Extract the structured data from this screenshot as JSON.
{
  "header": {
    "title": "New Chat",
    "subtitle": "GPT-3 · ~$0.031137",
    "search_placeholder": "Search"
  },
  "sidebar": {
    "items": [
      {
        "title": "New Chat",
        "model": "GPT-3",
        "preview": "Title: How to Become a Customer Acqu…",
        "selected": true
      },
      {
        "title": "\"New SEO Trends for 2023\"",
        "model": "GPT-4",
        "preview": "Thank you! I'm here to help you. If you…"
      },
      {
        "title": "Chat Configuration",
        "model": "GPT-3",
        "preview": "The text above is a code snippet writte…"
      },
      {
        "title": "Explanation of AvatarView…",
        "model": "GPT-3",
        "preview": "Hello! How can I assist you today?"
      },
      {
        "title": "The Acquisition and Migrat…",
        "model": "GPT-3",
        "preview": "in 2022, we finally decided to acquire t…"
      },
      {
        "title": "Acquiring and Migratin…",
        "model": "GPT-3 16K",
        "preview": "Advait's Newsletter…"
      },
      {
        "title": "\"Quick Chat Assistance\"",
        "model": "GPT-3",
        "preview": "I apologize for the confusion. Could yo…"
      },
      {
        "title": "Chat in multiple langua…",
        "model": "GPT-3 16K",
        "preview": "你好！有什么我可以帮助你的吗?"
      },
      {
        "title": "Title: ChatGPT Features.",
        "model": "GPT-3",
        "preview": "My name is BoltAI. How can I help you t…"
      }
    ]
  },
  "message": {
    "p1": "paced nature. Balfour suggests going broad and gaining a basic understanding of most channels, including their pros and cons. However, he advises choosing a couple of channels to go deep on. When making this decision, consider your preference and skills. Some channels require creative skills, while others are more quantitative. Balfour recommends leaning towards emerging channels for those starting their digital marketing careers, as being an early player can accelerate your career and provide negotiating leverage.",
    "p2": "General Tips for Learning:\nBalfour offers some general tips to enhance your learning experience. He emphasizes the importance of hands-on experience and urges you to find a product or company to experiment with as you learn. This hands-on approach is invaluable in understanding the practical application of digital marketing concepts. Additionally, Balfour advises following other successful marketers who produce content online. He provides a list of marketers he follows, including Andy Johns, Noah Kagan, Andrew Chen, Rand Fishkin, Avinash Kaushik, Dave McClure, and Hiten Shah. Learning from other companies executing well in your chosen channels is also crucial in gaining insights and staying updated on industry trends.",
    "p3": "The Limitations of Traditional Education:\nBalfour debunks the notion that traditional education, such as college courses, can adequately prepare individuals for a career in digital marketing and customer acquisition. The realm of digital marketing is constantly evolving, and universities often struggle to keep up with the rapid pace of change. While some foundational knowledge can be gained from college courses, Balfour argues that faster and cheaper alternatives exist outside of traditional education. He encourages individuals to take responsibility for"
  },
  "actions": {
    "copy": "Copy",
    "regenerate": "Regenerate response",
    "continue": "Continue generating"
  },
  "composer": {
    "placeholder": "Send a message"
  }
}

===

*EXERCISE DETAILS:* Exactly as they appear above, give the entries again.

*EXPECTED ANSWER:*
Extract the structured data from this screenshot as JSON.
{
  "header": {
    "title": "New Chat",
    "subtitle": "GPT-3 · ~$0.031137",
    "search_placeholder": "Search"
  },
  "sidebar": {
    "items": [
      {
        "title": "New Chat",
        "model": "GPT-3",
        "preview": "Title: How to Become a Customer Acqu…",
        "selected": true
      },
      {
        "title": "\"New SEO Trends for 2023\"",
        "model": "GPT-4",
        "preview": "Thank you! I'm here to help you. If you…"
      },
      {
        "title": "Chat Configuration",
        "model": "GPT-3",
        "preview": "The text above is a code snippet writte…"
      },
      {
        "title": "Explanation of AvatarView…",
        "model": "GPT-3",
        "preview": "Hello! How can I assist you today?"
      },
      {
        "title": "The Acquisition and Migrat…",
        "model": "GPT-3",
        "preview": "in 2022, we finally decided to acquire t…"
      },
      {
        "title": "Acquiring and Migratin…",
        "model": "GPT-3 16K",
        "preview": "Advait's Newsletter…"
      },
      {
        "title": "\"Quick Chat Assistance\"",
        "model": "GPT-3",
        "preview": "I apologize for the confusion. Could yo…"
      },
      {
        "title": "Chat in multiple langua…",
        "model": "GPT-3 16K",
        "preview": "你好！有什么我可以帮助你的吗?"
      },
      {
        "title": "Title: ChatGPT Features.",
        "model": "GPT-3",
        "preview": "My name is BoltAI. How can I help you t…"
      }
    ]
  },
  "message": {
    "p1": "paced nature. Balfour suggests going broad and gaining a basic understanding of most channels, including their pros and cons. However, he advises choosing a couple of channels to go deep on. When making this decision, consider your preference and skills. Some channels require creative skills, while others are more quantitative. Balfour recommends leaning towards emerging channels for those starting their digital marketing careers, as being an early player can accelerate your career and provide negotiating leverage.",
    "p2": "General Tips for Learning:\nBalfour offers some general tips to enhance your learning experience. He emphasizes the importance of hands-on experience and urges you to find a product or company to experiment with as you learn. This hands-on approach is invaluable in understanding the practical application of digital marketing concepts. Additionally, Balfour advises following other successful marketers who produce content online. He provides a list of marketers he follows, including Andy Johns, Noah Kagan, Andrew Chen, Rand Fishkin, Avinash Kaushik, Dave McClure, and Hiten Shah. Learning from other companies executing well in your chosen channels is also crucial in gaining insights and staying updated on industry trends.",
    "p3": "The Limitations of Traditional Education:\nBalfour debunks the notion that traditional education, such as college courses, can adequately prepare individuals for a career in digital marketing and customer acquisition. The realm of digital marketing is constantly evolving, and universities often struggle to keep up with the rapid pace of change. While some foundational knowledge can be gained from college courses, Balfour argues that faster and cheaper alternatives exist outside of traditional education. He encourages individuals to take responsibility for"
  },
  "actions": {
    "copy": "Copy",
    "regenerate": "Regenerate response",
    "continue": "Continue generating"
  },
  "composer": {
    "placeholder": "Send a message"
  }
}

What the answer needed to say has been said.